Smoke Pot, Get Lead Poisoning?

Here's yet another reason to "just say no" to
drugs: Smoking marijuana could lead to lead
poisoning. Doctors in Germany have linked a mysterious outbreak of lead
intoxication to contaminated street supplies of marijuana.

In a letter to the New England Journal of Medicine, Franziska Busse,
MD, of the University Hospital Leipzig and colleagues detail a puzzling
occurrence of lead poisoning symptoms over a 3- to 4-month period among
patients aged 16 to 33 years old. Twenty-nine patients at four different
hospitals had abdominal cramps, nausea, fatigue , and anemia -- classic
signs and symptoms of lead intoxication.

Yet the source of the lead remained inexplicable. After eight weeks of
investigation, Busse and colleagues finally found a common link: all of the
patients admitted to smoking pot on a regular basis, either in joint form or
through a water pipe.

Tests done on remaining supplies from some patients revealed traces of lead
particles mixed with the marijuana leaves. Lead's grayish color allowed the
metal to blend easily with the illicit drug. The large size of lead particles
found in one package strongly suggested that the poisoning did not result from
soil contamination. Busse writes that police suspect street dealers of
deliberately lacing street bags of marijuana with the toxic metal in an effort
to increase profits. The weight of the lead particles found in the supplies
studied would roughly translate into a profit of $1,500 per kilogram of
marijuana.

An anonymous screening program involving 145 people ultimately showed that
about two-thirds of the participants had high levels of lead in their blood,
requiring treatment. For example, a male patient who smoked nine joints a week
had a blood lead level nearly 50 times greater than normal.

Lead poisoning can have serious effects on every part of the body. It can
damage the nervous system, impair fertility , and lead to memory
and concentration problems. Severe lead poisoning can lead to death. Smoking
lead is particularly dangerous, because it allows the metal to be easily
absorbed into the airways.
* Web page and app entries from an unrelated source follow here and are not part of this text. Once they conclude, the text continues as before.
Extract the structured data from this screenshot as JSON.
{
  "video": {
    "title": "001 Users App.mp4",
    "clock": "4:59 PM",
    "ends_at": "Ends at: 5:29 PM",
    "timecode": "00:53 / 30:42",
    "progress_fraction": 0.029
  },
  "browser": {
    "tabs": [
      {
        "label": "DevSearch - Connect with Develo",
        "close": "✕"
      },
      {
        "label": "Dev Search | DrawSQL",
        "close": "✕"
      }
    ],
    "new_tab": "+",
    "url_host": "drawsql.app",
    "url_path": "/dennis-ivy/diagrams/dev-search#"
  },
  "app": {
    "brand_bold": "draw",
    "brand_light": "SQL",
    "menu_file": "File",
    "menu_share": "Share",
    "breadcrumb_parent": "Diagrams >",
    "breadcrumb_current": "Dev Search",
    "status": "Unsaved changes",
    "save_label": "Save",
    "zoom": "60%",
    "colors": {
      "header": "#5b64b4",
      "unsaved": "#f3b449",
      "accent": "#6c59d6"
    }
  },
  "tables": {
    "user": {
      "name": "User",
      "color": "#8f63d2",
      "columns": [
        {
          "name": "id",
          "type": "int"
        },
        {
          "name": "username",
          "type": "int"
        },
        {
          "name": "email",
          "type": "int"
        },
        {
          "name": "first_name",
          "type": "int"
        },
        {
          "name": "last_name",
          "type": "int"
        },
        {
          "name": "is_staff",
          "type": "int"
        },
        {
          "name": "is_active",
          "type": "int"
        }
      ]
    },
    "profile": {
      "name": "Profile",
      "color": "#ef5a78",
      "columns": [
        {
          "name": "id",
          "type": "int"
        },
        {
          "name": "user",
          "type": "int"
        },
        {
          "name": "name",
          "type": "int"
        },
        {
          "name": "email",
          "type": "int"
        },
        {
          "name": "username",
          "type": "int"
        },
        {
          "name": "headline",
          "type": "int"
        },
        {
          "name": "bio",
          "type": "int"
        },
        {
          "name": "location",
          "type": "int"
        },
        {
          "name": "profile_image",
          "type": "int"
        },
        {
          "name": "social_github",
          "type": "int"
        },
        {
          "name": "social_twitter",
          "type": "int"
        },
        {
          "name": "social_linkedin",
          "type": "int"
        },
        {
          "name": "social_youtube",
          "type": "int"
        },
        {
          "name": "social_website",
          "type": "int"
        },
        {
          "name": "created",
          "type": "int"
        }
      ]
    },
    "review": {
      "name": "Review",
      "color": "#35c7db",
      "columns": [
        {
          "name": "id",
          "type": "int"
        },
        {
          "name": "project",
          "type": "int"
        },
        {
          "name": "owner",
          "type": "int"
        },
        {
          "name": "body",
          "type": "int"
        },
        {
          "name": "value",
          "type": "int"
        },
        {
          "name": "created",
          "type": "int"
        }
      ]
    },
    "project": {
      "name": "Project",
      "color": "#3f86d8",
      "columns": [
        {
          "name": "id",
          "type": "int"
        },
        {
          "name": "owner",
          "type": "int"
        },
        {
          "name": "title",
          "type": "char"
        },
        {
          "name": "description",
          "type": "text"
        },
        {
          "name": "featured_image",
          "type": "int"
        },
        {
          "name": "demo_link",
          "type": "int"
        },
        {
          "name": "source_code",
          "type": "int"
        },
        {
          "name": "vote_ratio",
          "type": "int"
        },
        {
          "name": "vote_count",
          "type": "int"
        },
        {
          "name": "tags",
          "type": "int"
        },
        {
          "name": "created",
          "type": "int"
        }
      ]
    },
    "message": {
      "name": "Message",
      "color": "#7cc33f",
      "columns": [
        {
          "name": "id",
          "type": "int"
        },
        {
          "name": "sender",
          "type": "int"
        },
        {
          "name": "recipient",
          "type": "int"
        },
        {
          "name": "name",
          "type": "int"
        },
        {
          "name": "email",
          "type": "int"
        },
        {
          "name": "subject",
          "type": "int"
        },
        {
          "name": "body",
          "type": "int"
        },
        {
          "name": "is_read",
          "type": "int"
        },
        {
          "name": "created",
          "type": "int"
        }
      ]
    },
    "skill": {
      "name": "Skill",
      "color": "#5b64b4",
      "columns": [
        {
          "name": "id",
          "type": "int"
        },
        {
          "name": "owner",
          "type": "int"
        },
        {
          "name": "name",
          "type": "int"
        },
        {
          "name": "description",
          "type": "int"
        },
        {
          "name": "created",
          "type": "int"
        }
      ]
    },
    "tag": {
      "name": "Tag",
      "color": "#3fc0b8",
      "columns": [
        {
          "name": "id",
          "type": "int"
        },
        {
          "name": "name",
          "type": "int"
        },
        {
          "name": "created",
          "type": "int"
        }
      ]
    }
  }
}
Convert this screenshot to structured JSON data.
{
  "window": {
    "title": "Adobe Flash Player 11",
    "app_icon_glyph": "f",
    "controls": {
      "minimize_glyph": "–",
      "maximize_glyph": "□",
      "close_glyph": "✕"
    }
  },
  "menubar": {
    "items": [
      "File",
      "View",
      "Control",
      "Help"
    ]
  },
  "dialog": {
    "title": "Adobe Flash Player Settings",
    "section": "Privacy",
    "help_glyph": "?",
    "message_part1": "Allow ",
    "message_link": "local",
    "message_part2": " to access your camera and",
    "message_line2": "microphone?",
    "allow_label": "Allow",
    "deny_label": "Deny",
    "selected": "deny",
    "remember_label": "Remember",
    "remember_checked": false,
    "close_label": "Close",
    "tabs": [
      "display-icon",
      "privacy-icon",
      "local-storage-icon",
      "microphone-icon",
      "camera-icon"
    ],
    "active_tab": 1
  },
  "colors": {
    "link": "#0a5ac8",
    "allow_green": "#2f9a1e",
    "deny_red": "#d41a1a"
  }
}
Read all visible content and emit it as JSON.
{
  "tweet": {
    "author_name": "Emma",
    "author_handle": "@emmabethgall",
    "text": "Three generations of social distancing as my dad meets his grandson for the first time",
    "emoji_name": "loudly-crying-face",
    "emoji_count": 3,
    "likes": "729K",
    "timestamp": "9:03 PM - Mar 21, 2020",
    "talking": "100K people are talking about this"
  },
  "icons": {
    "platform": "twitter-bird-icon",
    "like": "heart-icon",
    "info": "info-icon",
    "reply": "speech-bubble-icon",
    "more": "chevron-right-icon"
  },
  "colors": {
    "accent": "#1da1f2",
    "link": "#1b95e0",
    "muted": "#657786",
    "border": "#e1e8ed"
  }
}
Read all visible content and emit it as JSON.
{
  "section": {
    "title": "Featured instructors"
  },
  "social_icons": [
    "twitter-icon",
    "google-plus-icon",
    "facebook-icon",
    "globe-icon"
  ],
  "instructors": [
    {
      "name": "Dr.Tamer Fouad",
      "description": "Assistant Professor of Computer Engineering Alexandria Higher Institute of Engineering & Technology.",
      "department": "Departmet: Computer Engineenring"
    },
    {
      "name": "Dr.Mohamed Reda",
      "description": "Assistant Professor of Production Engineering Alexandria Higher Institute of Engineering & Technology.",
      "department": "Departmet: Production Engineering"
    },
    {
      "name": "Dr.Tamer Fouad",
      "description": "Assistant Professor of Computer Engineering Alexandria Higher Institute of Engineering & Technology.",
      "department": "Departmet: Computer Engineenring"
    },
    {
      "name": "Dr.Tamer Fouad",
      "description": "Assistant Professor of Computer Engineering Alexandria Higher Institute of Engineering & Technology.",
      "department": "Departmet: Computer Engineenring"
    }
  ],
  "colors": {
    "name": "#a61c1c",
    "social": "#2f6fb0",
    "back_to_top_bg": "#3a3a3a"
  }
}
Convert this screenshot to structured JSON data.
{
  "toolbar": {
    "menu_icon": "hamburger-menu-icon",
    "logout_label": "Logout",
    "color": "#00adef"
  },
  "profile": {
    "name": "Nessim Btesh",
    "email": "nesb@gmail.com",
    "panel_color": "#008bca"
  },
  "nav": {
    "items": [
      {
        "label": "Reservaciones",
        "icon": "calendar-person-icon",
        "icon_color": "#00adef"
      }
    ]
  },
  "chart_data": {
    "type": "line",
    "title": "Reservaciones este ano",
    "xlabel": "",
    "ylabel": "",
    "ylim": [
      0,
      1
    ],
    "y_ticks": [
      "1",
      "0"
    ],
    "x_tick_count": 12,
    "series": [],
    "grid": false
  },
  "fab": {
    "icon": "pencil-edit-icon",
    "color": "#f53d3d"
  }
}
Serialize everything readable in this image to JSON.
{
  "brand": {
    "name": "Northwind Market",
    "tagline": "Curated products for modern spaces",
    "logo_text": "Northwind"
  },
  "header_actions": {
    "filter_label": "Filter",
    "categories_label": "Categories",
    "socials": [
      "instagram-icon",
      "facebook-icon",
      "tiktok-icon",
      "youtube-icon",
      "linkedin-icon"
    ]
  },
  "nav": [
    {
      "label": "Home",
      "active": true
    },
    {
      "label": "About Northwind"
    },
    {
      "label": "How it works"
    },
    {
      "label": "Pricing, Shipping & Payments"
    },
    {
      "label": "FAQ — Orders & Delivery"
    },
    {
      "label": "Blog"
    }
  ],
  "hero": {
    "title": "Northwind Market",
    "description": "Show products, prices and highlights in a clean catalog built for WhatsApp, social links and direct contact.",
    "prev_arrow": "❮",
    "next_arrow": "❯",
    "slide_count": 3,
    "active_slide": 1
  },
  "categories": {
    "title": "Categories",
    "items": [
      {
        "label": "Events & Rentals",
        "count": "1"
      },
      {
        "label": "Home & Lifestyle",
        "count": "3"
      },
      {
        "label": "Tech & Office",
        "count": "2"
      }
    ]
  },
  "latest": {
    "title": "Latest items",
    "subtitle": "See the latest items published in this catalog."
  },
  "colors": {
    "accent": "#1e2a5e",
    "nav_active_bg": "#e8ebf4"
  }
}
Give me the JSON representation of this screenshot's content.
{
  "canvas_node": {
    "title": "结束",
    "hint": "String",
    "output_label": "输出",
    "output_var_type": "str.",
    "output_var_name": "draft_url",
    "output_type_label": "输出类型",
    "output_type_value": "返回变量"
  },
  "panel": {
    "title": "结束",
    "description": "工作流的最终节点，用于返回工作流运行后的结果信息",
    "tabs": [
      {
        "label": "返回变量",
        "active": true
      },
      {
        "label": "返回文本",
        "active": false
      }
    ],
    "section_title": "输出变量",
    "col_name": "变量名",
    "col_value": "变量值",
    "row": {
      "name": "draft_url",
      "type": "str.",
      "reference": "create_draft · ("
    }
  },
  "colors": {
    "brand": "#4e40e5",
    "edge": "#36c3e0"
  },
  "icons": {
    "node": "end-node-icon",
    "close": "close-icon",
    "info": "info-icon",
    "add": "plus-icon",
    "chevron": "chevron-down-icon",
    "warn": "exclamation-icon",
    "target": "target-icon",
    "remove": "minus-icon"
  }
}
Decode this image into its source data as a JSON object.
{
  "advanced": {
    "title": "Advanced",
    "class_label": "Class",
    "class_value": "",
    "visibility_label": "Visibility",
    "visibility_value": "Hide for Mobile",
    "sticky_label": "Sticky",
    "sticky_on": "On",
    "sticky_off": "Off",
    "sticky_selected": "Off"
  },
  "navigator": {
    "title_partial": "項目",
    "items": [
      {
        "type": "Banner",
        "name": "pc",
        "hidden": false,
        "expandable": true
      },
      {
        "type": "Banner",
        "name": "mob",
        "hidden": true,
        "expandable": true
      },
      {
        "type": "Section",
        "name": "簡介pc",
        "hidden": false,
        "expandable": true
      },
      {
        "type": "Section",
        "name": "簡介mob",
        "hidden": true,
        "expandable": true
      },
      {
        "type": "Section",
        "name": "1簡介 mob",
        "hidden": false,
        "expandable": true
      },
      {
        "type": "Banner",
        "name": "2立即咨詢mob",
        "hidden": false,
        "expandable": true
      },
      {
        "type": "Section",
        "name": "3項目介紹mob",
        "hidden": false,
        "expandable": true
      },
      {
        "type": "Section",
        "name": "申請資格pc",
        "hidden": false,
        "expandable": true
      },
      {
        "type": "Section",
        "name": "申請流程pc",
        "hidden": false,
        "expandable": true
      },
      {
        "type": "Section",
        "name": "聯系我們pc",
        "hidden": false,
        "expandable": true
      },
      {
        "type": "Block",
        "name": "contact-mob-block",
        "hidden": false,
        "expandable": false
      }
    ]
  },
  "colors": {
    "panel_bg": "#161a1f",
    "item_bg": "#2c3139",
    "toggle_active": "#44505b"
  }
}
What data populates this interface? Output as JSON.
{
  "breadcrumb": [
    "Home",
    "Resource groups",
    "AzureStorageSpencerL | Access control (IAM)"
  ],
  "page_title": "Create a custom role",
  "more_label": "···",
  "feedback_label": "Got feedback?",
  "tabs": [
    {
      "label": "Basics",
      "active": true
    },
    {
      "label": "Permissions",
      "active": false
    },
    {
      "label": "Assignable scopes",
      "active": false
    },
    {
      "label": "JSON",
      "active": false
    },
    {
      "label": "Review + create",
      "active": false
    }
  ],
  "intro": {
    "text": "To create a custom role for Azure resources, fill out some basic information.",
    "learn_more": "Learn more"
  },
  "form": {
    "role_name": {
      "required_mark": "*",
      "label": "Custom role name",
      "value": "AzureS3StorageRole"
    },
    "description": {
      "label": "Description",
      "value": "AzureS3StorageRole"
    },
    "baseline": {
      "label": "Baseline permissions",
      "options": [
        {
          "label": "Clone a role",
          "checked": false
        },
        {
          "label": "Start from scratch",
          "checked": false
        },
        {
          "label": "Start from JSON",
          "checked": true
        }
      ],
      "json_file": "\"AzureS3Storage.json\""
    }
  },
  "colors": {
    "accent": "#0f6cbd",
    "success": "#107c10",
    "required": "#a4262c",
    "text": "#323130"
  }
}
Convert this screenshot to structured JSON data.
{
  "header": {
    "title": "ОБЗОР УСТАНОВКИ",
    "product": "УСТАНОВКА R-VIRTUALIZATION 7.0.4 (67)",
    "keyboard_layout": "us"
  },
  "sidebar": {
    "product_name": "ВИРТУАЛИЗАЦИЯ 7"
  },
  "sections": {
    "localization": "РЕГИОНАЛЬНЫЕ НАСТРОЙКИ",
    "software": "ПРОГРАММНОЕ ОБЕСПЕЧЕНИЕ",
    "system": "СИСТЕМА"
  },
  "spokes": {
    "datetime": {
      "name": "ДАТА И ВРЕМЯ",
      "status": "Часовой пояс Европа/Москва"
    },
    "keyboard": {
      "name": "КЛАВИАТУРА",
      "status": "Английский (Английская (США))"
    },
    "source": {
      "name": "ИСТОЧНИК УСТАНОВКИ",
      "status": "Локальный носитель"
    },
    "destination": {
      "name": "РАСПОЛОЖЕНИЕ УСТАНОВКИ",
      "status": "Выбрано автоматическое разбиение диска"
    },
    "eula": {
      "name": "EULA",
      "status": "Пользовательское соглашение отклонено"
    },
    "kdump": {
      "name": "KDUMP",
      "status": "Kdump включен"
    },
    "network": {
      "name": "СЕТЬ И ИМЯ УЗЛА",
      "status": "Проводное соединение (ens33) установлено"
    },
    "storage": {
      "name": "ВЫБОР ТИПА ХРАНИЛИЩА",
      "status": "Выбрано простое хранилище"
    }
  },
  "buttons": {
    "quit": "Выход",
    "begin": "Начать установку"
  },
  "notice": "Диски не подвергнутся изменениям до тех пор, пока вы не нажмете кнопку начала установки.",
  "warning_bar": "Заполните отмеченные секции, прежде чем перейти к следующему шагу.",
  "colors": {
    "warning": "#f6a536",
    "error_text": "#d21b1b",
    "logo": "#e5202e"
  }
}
The letter appears in the April 10  issue of the New England Journal
of Medicine
.



By Kelli Stacy
Reviewed by Louise Chang
©2005-2008 WebMD, LLC. All rights reserved
The all new
CBS News App for Android® for iPad® for iPhone®
Fully redesigned. Featuring CBSN, 24/7 live news. Get the App